               page-fault-read:             28 ±0.0%     (  0.0% of instructions)
              page-fault-write:            170 ±0.0%     (  0.0% of instructions)

              cache-references:        178,634 ±2.0%
                  cache-misses:         11,103 ±31.1%    (  6.2% of cache-references)

There's little difference between the two algorithms, and indeed the runtime (not displayed) is pretty similar for both (Sample A is ~100ns faster), but lets explore the reason for the relative 8% increase in resource stalls to highlight the granularity of PMCs.

Measure the RESOURCE_STALLS specific events with benchpmc:

benchpmc ./algorithms.test --event="RESOURCE_STALLS.ANY" \
"-run=^$" "-test.bench=BenchmarkSampleA"
Sample A:
           RESOURCE_STALLS.ANY:    183,901,679 ±65.3%
            RESOURCE_STALLS.LB:     94,318,196 ±65.8%
            RESOURCE_STALLS.SB:        432,623 ±5.3%
           RESOURCE_STALLS.ROB:        196,738 ±7.5%
          RESOURCE_STALLS.FCSW:              0 
         RESOURCE_STALLS.MXCSR:              0 
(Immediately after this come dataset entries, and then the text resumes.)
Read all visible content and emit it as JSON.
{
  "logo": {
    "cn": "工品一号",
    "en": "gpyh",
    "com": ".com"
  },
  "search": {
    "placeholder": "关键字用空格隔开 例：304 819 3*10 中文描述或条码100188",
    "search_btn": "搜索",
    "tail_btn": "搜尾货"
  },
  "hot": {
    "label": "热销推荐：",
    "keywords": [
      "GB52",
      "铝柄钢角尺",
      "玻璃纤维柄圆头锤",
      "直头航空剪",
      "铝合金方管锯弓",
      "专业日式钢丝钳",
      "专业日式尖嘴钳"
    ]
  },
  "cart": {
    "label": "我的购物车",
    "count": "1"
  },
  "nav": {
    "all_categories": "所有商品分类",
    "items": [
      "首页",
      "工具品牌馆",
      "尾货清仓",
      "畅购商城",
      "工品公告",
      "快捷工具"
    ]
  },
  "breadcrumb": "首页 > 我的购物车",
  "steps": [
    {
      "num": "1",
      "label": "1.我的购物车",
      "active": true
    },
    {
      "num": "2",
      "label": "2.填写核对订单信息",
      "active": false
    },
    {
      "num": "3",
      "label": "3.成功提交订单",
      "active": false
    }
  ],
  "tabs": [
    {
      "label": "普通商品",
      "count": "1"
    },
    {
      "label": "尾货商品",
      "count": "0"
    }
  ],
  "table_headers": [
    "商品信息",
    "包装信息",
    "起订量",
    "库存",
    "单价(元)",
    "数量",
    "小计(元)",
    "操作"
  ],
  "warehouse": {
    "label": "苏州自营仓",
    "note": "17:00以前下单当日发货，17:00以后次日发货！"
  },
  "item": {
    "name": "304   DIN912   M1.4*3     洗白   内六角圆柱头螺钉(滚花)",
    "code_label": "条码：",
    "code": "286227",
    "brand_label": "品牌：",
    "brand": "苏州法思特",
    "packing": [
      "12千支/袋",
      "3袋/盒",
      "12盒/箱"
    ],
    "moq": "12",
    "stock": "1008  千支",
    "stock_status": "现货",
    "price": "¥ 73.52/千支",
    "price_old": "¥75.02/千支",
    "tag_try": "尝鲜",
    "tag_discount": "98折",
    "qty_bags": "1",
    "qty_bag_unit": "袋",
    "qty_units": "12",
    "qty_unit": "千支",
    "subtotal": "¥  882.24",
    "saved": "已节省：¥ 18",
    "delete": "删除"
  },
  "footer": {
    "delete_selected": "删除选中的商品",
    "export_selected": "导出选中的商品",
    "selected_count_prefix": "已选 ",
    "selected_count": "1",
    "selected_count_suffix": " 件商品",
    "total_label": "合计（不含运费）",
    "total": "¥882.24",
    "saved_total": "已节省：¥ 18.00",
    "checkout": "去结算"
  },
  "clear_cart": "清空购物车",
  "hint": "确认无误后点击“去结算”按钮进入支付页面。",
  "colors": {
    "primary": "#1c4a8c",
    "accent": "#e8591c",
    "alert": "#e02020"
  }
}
Sample B:
           RESOURCE_STALLS.ANY:  1,309,699,802 ±2.8%
            RESOURCE_STALLS.LB:  1,308,448,313 ±2.8%
            RESOURCE_STALLS.SB:      1,331,845 ±33.1%
           RESOURCE_STALLS.ROB:        213,417 ±11.9%
          RESOURCE_STALLS.FCSW:              0
         RESOURCE_STALLS.MXCSR:              0
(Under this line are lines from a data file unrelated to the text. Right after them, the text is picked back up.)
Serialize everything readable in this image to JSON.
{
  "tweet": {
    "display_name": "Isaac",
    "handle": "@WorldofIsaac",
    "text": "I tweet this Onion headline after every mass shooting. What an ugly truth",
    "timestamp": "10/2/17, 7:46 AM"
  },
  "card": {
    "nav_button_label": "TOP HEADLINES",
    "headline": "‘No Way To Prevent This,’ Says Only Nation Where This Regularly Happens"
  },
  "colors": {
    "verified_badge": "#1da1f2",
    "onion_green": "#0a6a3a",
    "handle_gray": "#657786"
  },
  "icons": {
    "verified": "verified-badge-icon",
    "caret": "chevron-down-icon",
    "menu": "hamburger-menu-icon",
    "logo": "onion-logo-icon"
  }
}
The huge difference in RESOURCE_STALLS.LB shows execution is stalling because all of the CPU's memory load buffers are overloaded pulling data from the L1 cache.

After first checking the L1/L2/LLC hits to ensure there were relatively even distribution between the two samples, it became clear that Sample B was performing more L1 cache reads relative to Sample A and there were a lot of bank conflicts occurring within the L1 cache, a Sandy Bridge specific issue:

Sample A:
   MEM_LOAD_UOPS_RETIRED.L1_HIT:  3,491,840,931 ±0.0%
   MEM_LOAD_UOPS_RETIRED.L2_HIT:         19,813 ±4.1%
  MEM_LOAD_UOPS_RETIRED.LLC_HIT:         28,959 ±4.7%
L1D_BLOCKS.BANK_CONFLICT_CYCLES:      7,532,592 ±44.2%
Sample B:
   MEM_LOAD_UOPS_RETIRED.L1_HIT:  5,022,114,366 ±0.0%
   MEM_LOAD_UOPS_RETIRED.L2_HIT:         18,528 ±5.3%
  MEM_LOAD_UOPS_RETIRED.LLC_HIT:         24,369 ±3.5%
L1D_BLOCKS.BANK_CONFLICT_CYCLES:     53,973,890 ±12.4%

This suggests we're operating on a "hot" dataset that fits entirely within the L1 cache in a very tight loop, and the memory access pattern in Sample B is causing lots of blocking L1 reads partially due to bank conflicts: an increase of 7.1x, which fits almost exactly with the observed RESOURCE_STALLS.ANY increase when you take into account the overhead of the additional L1 reads.

PMCs are crazy powerful right?


Either download a binary from the releases page, or compile your own with cargo build. Obviously a FreeBSD box is needed as it makes use of the hwpmc kernel module.

I don't expect this to be outstandingly popular (talk about a niche market...) but if it was useful or you have questions, feel free to drop me an email!